Would you write out all of the data exactly as it appears below?

**DATA EXTRACT:**
+ + + + +
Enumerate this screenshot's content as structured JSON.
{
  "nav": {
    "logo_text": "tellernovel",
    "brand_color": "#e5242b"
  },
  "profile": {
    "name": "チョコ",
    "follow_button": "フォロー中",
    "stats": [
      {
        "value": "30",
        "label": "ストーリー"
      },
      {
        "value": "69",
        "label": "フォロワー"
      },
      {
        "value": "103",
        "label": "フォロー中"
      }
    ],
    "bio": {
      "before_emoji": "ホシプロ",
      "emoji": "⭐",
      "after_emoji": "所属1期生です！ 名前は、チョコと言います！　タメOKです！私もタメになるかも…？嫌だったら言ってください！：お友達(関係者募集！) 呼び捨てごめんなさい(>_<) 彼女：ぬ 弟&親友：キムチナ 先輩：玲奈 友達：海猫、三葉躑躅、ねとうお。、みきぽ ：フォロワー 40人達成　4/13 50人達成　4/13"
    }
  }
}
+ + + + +
**RESPONSE:**
Enumerate this screenshot's content as structured JSON.
{
  "nav": {
    "logo_text": "tellernovel",
    "brand_color": "#e5242b"
  },
  "profile": {
    "name": "チョコ",
    "follow_button": "フォロー中",
    "stats": [
      {
        "value": "30",
        "label": "ストーリー"
      },
      {
        "value": "69",
        "label": "フォロワー"
      },
      {
        "value": "103",
        "label": "フォロー中"
      }
    ],
    "bio": {
      "before_emoji": "ホシプロ",
      "emoji": "⭐",
      "after_emoji": "所属1期生です！ 名前は、チョコと言います！　タメOKです！私もタメになるかも…？嫌だったら言ってください！：お友達(関係者募集！) 呼び捨てごめんなさい(>_<) 彼女：ぬ 弟&親友：キムチナ 先輩：玲奈 友達：海猫、三葉躑躅、ねとうお。、みきぽ ：フォロワー 40人達成　4/13 50人達成　4/13"
    }
  }
}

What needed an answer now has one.